The Eyres Crest

The EYRES family name emerged in the county of Derbyshire, England where they were recorded as a family of great antiquity seated at Hope. Early legend recounts that a companion of William the Conqueror named Truelove came to the assistance of William who had fallen from his horse. William's helmet was crushed over his face, impairing his ability to breath. Truelove came to William's rescue, removing his helmet and thus saving his life. According to legend, William then said "Thou shalt hereafter, from Truelove, be called Air or Eyre, because thou hast given me air to breathe." Another legend tells that a Knight named Eyre fought with Richard the Lion Heart during the Crusades and lost a leg while defending his king, which is why the family still bears a booted leg in its crest.
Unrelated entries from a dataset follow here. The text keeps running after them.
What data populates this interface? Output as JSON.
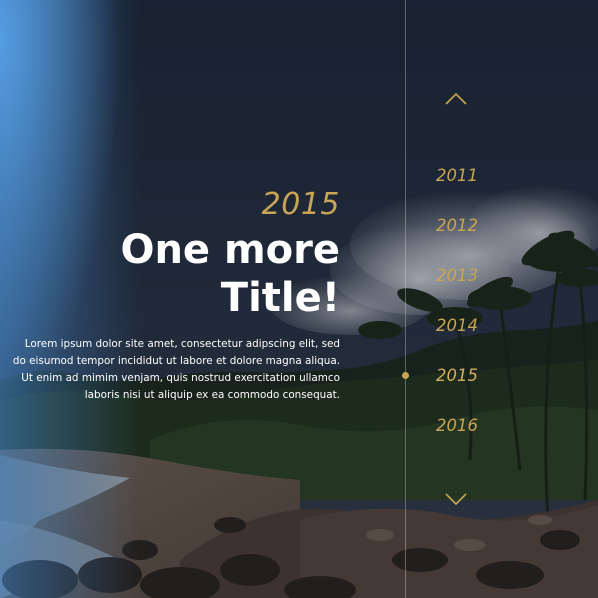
{
  "hero": {
    "year": "2015",
    "title": "One more\nTitle!",
    "description": "Lorem ipsum dolor site amet, consectetur adipscing elit, sed do eisumod tempor incididut ut labore et dolore magna aliqua. Ut enim ad mimim venjam, quis nostrud exercitation ullamco laboris nisi ut aliquip ex ea commodo consequat."
  },
  "timeline": {
    "prev_icon": "chevron-up-icon",
    "next_icon": "chevron-down-icon",
    "years": [
      {
        "label": "2011",
        "active": false
      },
      {
        "label": "2012",
        "active": false
      },
      {
        "label": "2013",
        "active": false
      },
      {
        "label": "2014",
        "active": false
      },
      {
        "label": "2015",
        "active": true
      },
      {
        "label": "2016",
        "active": false
      }
    ]
  },
  "colors": {
    "accent": "#c9a454",
    "title": "#ffffff",
    "line": "#d2d2d2"
  }
}
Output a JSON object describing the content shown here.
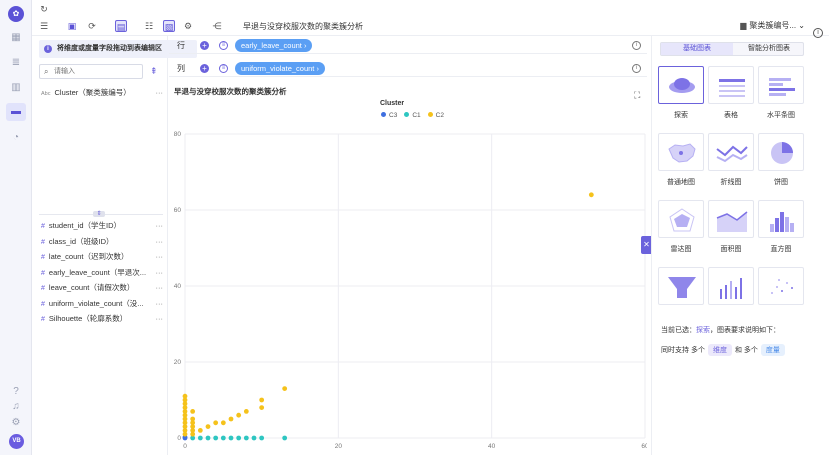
{
  "toolbar": {
    "chart_title": "早退与没穿校服次数的聚类簇分析",
    "dataset_name": "聚类簇编号..."
  },
  "field_panel": {
    "hint": "将维度或度量字段拖动到表编辑区",
    "search_placeholder": "请输入",
    "dimensions": [
      {
        "type": "Abc",
        "label": "Cluster（聚类簇编号）"
      }
    ],
    "measures": [
      {
        "type": "#",
        "label": "student_id（学生ID）"
      },
      {
        "type": "#",
        "label": "class_id（班级ID）"
      },
      {
        "type": "#",
        "label": "late_count（迟到次数）"
      },
      {
        "type": "#",
        "label": "early_leave_count（早退次..."
      },
      {
        "type": "#",
        "label": "leave_count（请假次数）"
      },
      {
        "type": "#",
        "label": "uniform_violate_count（没..."
      },
      {
        "type": "#",
        "label": "Silhouette（轮廓系数）"
      }
    ]
  },
  "shelves": {
    "row_label": "行",
    "row_pill": "early_leave_count",
    "col_label": "列",
    "col_pill": "uniform_violate_count"
  },
  "chart_data": {
    "type": "scatter",
    "title": "早退与没穿校服次数的聚类簇分析",
    "legend_title": "Cluster",
    "xlim": [
      0,
      60
    ],
    "ylim": [
      0,
      80
    ],
    "x_ticks": [
      0,
      20,
      40,
      60
    ],
    "y_ticks": [
      0,
      20,
      40,
      60,
      80
    ],
    "grid": true,
    "legend_position": "top-center",
    "series": [
      {
        "name": "C3",
        "color": "#3f6fe0",
        "points": [
          [
            0,
            0
          ],
          [
            0,
            0.2
          ]
        ]
      },
      {
        "name": "C1",
        "color": "#2ec6c1",
        "points": [
          [
            1,
            0
          ],
          [
            2,
            0
          ],
          [
            3,
            0
          ],
          [
            4,
            0
          ],
          [
            5,
            0
          ],
          [
            6,
            0
          ],
          [
            7,
            0
          ],
          [
            8,
            0
          ],
          [
            9,
            0
          ],
          [
            10,
            0
          ],
          [
            13,
            0
          ]
        ]
      },
      {
        "name": "C2",
        "color": "#f5c21b",
        "points": [
          [
            0,
            1
          ],
          [
            0,
            2
          ],
          [
            0,
            3
          ],
          [
            0,
            4
          ],
          [
            0,
            5
          ],
          [
            0,
            6
          ],
          [
            0,
            7
          ],
          [
            0,
            8
          ],
          [
            0,
            9
          ],
          [
            0,
            10
          ],
          [
            0,
            11
          ],
          [
            1,
            1
          ],
          [
            1,
            2
          ],
          [
            1,
            3
          ],
          [
            1,
            4
          ],
          [
            1,
            5
          ],
          [
            1,
            7
          ],
          [
            2,
            2
          ],
          [
            3,
            3
          ],
          [
            4,
            4
          ],
          [
            5,
            4
          ],
          [
            6,
            5
          ],
          [
            7,
            6
          ],
          [
            8,
            7
          ],
          [
            10,
            10
          ],
          [
            10,
            8
          ],
          [
            13,
            13
          ],
          [
            53,
            64
          ]
        ]
      }
    ]
  },
  "right_panel": {
    "tab_basic": "基础图表",
    "tab_smart": "智能分析图表",
    "chart_types": [
      "探索",
      "表格",
      "水平条图",
      "普通地图",
      "折线图",
      "饼图",
      "雷达图",
      "面积图",
      "直方图"
    ],
    "requirement_prefix": "当前已选：",
    "requirement_selected": "探索",
    "requirement_suffix": "，图表要求说明如下：",
    "support_prefix": "同时支持 多个",
    "support_dim": "维度",
    "support_mid": "和 多个",
    "support_measure": "度量"
  }
}
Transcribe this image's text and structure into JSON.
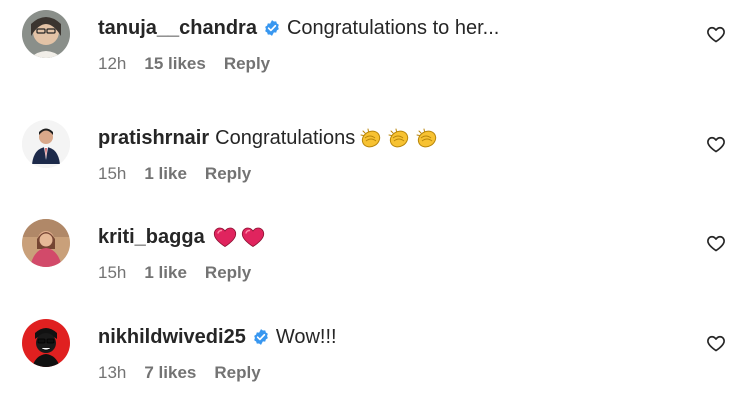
{
  "comments": [
    {
      "username": "tanuja__chandra",
      "verified": true,
      "text": "Congratulations to her...",
      "emojis": [],
      "time": "12h",
      "likes": "15 likes",
      "reply": "Reply"
    },
    {
      "username": "pratishrnair",
      "verified": false,
      "text": "Congratulations",
      "emojis": [
        "clapping-hands",
        "clapping-hands",
        "clapping-hands"
      ],
      "time": "15h",
      "likes": "1 like",
      "reply": "Reply"
    },
    {
      "username": "kriti_bagga",
      "verified": false,
      "text": "",
      "emojis": [
        "red-heart",
        "red-heart"
      ],
      "time": "15h",
      "likes": "1 like",
      "reply": "Reply"
    },
    {
      "username": "nikhildwivedi25",
      "verified": true,
      "text": "Wow!!!",
      "emojis": [],
      "time": "13h",
      "likes": "7 likes",
      "reply": "Reply"
    }
  ],
  "colors": {
    "text": "#262626",
    "meta": "#737373",
    "verified": "#3897f0",
    "heart_emoji": "#e0245e"
  }
}
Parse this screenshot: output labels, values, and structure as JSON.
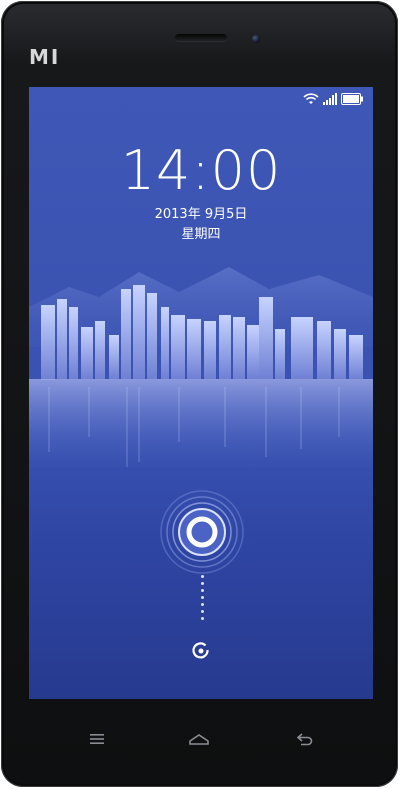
{
  "device": {
    "brand_label": "MI"
  },
  "lockscreen": {
    "time": "14:00",
    "date": "2013年 9月5日",
    "weekday": "星期四"
  },
  "status_bar": {
    "icons": [
      "wifi-icon",
      "signal-icon",
      "battery-icon"
    ]
  },
  "unlock": {
    "icon": "unlock-ring-icon",
    "hint_icon": "camera-shortcut-icon"
  },
  "nav_bar": {
    "items": [
      "menu-icon",
      "home-icon",
      "back-icon"
    ]
  },
  "colors": {
    "screen_top": "#3f57b6",
    "screen_bottom": "#263a8e",
    "bezel": "#121314"
  }
}
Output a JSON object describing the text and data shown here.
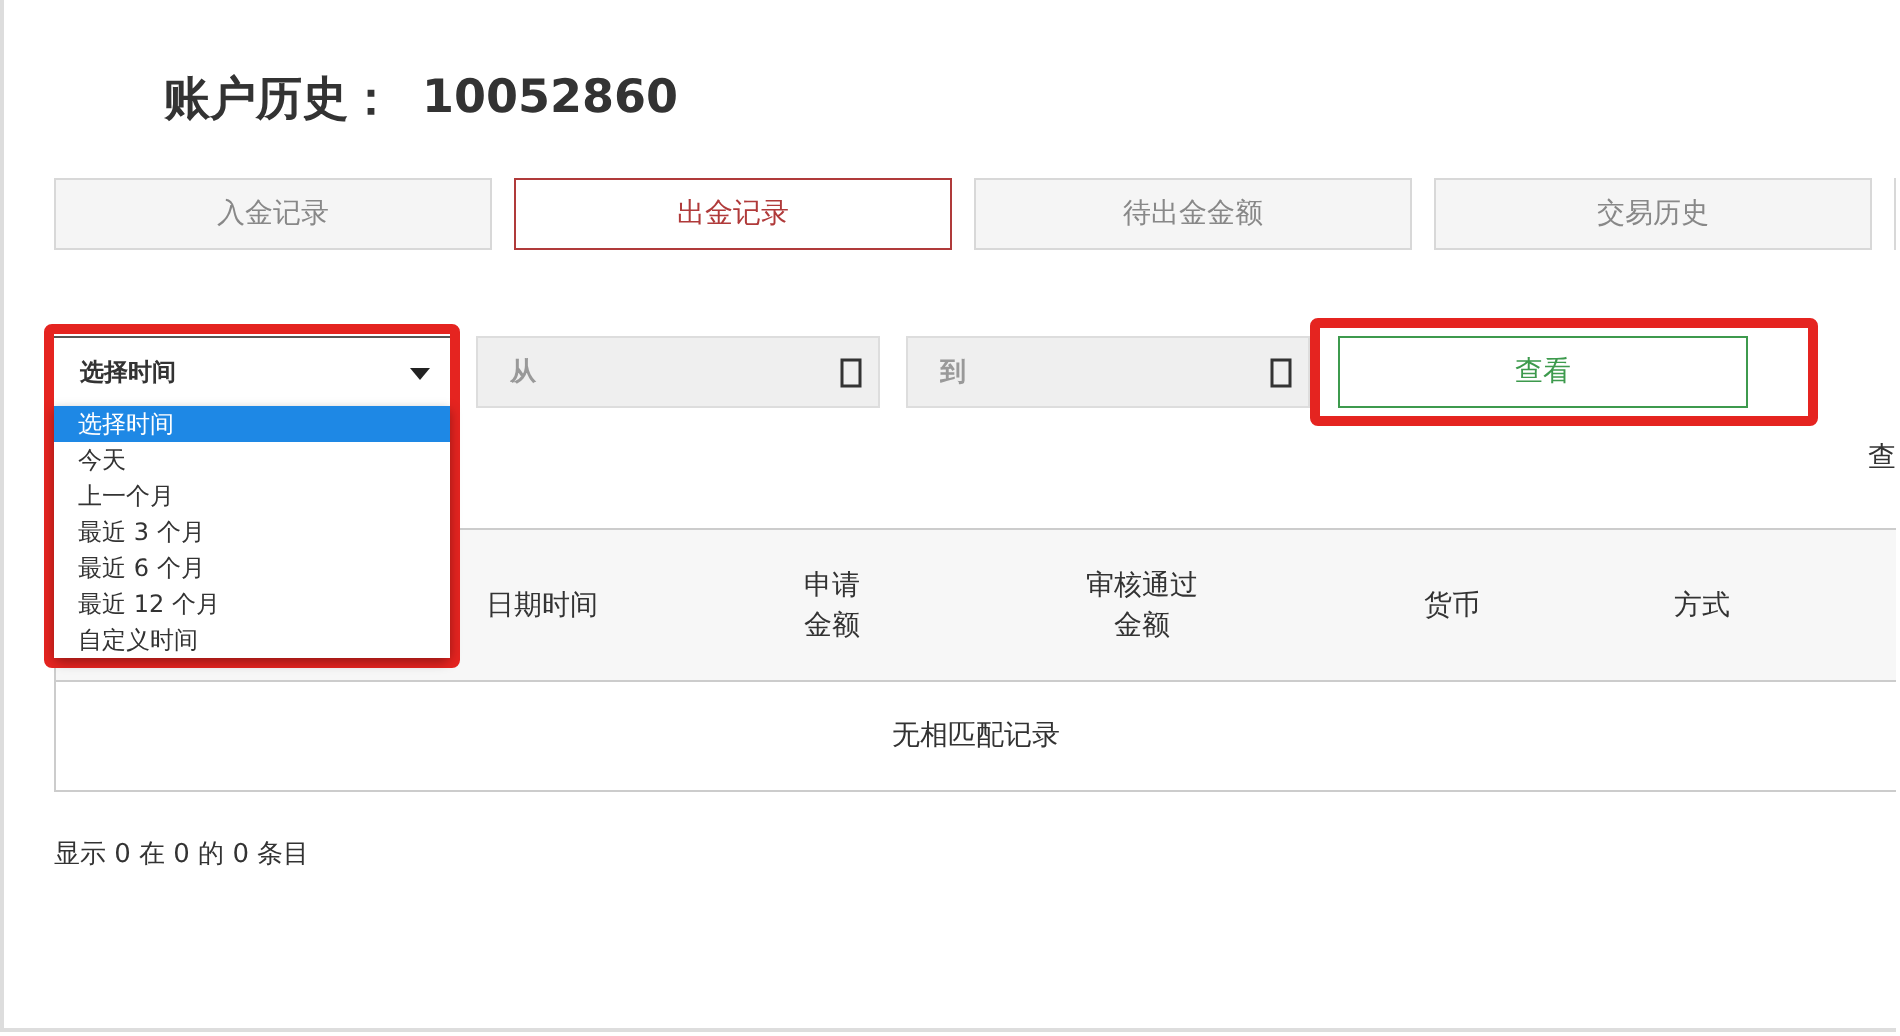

It is recorded that William Eyr of Hope was Keeper of the King's Forest of High Peak during the reign of Henry III in 1216. The descendants of this family were wealthy landowners in Derbyshire and Nottingham, and during the middle ages served as Sheriffs in both counties. Another branch of the family in Wiltshire distinguished themselves as parlimentarians and jurists and during the middle ages several were knighted.
The Eyres emigrated to Ireland during the political fervor of the Cromwell era. The Roman Catholic Church rejected all non-believers and Protestants were encouraged to go to Ireland or the Colonies. A Colonel John Eyres accompanied General Ludlow to Ireland and purchased land in the counties of Tipperary and Galway, where there are still sites named for the family: Eyre Square in Galway City, and Eyrecourt, a small village in County Galway.